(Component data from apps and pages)
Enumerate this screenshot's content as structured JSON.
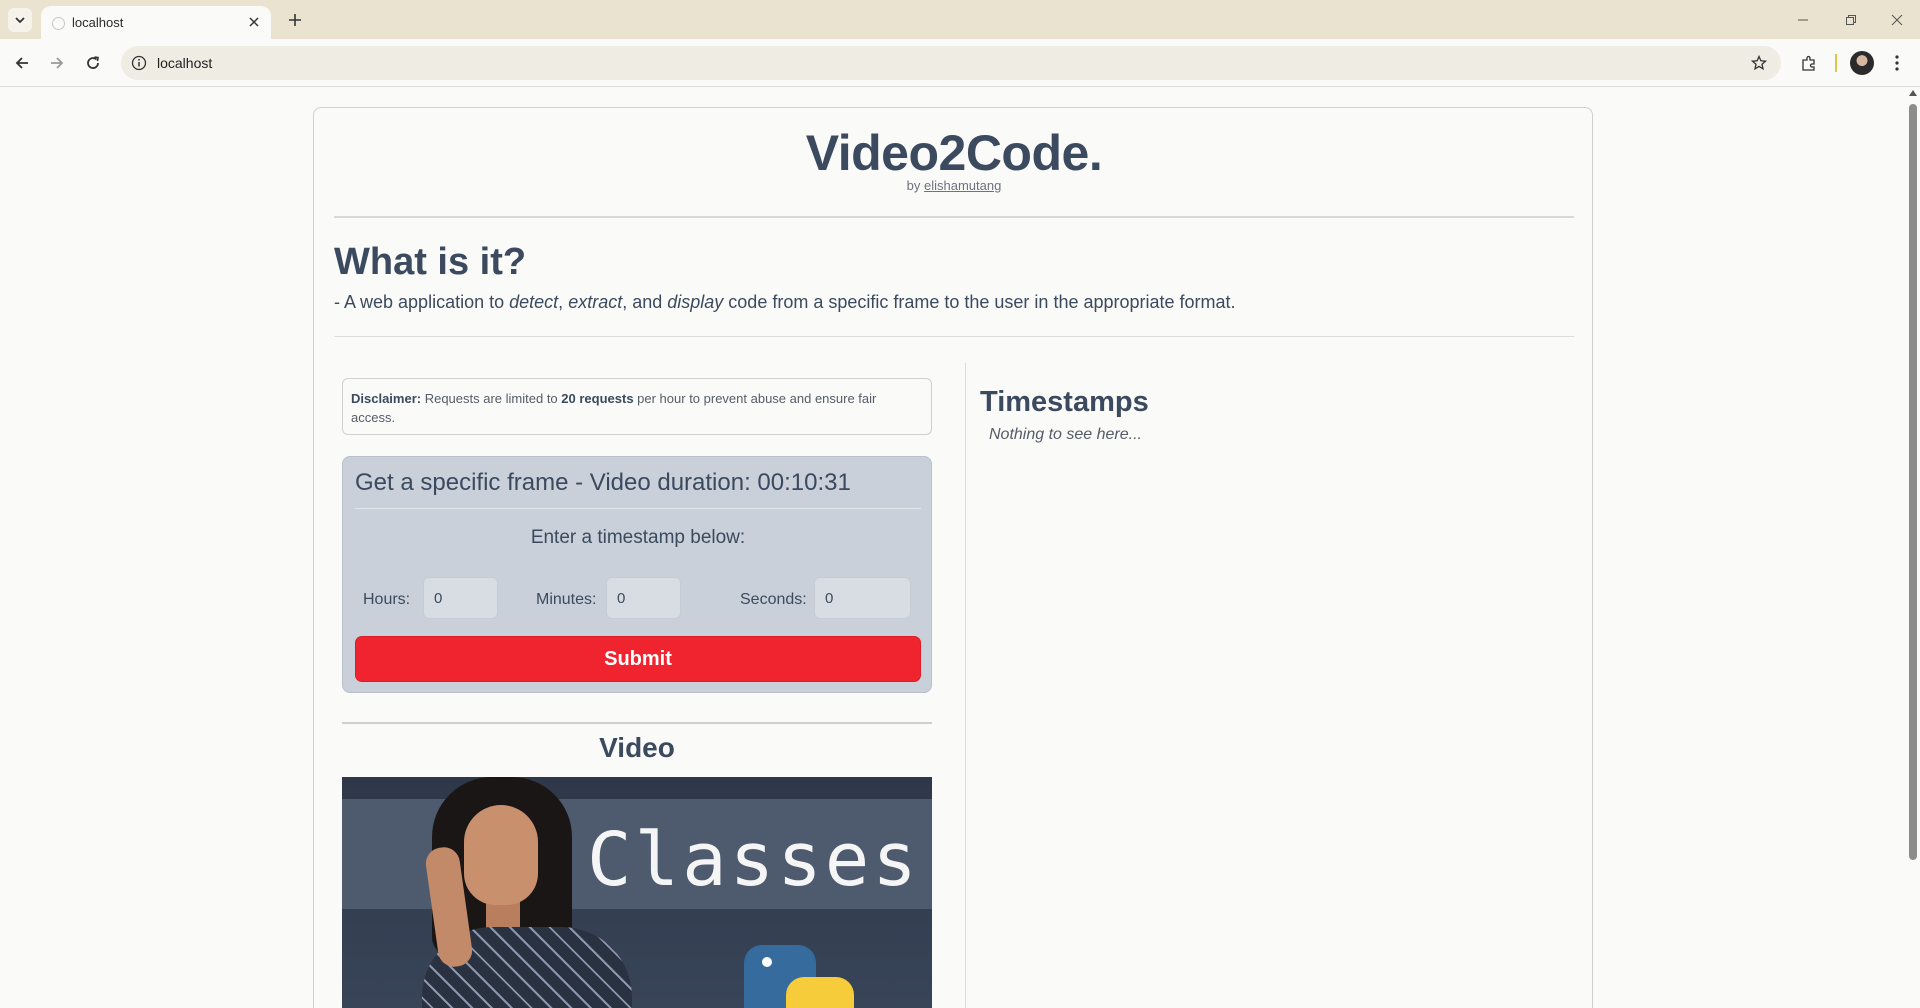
{
  "browser": {
    "tab_title": "localhost",
    "address": "localhost"
  },
  "header": {
    "title": "Video2Code.",
    "by": "by",
    "author": "elishamutang"
  },
  "about": {
    "heading": "What is it?",
    "desc_prefix": "- A web application to ",
    "detect": "detect",
    "sep1": ", ",
    "extract": "extract",
    "sep2": ", and ",
    "display": "display",
    "desc_suffix": " code from a specific frame to the user in the appropriate format."
  },
  "disclaimer": {
    "label": "Disclaimer:",
    "text1": " Requests are limited to ",
    "limit": "20 requests",
    "text2": " per hour to prevent abuse and ensure fair access."
  },
  "frame_form": {
    "title": "Get a specific frame - Video duration: 00:10:31",
    "prompt": "Enter a timestamp below:",
    "hours_label": "Hours:",
    "hours_value": "0",
    "minutes_label": "Minutes:",
    "minutes_value": "0",
    "seconds_label": "Seconds:",
    "seconds_value": "0",
    "submit_label": "Submit"
  },
  "video": {
    "heading": "Video",
    "thumbnail_text": "Classes"
  },
  "timestamps": {
    "heading": "Timestamps",
    "empty_text": "Nothing to see here..."
  },
  "colors": {
    "heading": "#3b4a5e",
    "submit": "#f0242e",
    "form_bg": "#c9d0d9"
  }
}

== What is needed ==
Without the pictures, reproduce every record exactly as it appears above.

== Reply to the exercise ==
Enumerate this screenshot's content as structured JSON.
{
  "browser": {
    "tab_title": "localhost",
    "address": "localhost"
  },
  "header": {
    "title": "Video2Code.",
    "by": "by",
    "author": "elishamutang"
  },
  "about": {
    "heading": "What is it?",
    "desc_prefix": "- A web application to ",
    "detect": "detect",
    "sep1": ", ",
    "extract": "extract",
    "sep2": ", and ",
    "display": "display",
    "desc_suffix": " code from a specific frame to the user in the appropriate format."
  },
  "disclaimer": {
    "label": "Disclaimer:",
    "text1": " Requests are limited to ",
    "limit": "20 requests",
    "text2": " per hour to prevent abuse and ensure fair access."
  },
  "frame_form": {
    "title": "Get a specific frame - Video duration: 00:10:31",
    "prompt": "Enter a timestamp below:",
    "hours_label": "Hours:",
    "hours_value": "0",
    "minutes_label": "Minutes:",
    "minutes_value": "0",
    "seconds_label": "Seconds:",
    "seconds_value": "0",
    "submit_label": "Submit"
  },
  "video": {
    "heading": "Video",
    "thumbnail_text": "Classes"
  },
  "timestamps": {
    "heading": "Timestamps",
    "empty_text": "Nothing to see here..."
  },
  "colors": {
    "heading": "#3b4a5e",
    "submit": "#f0242e",
    "form_bg": "#c9d0d9"
  }
}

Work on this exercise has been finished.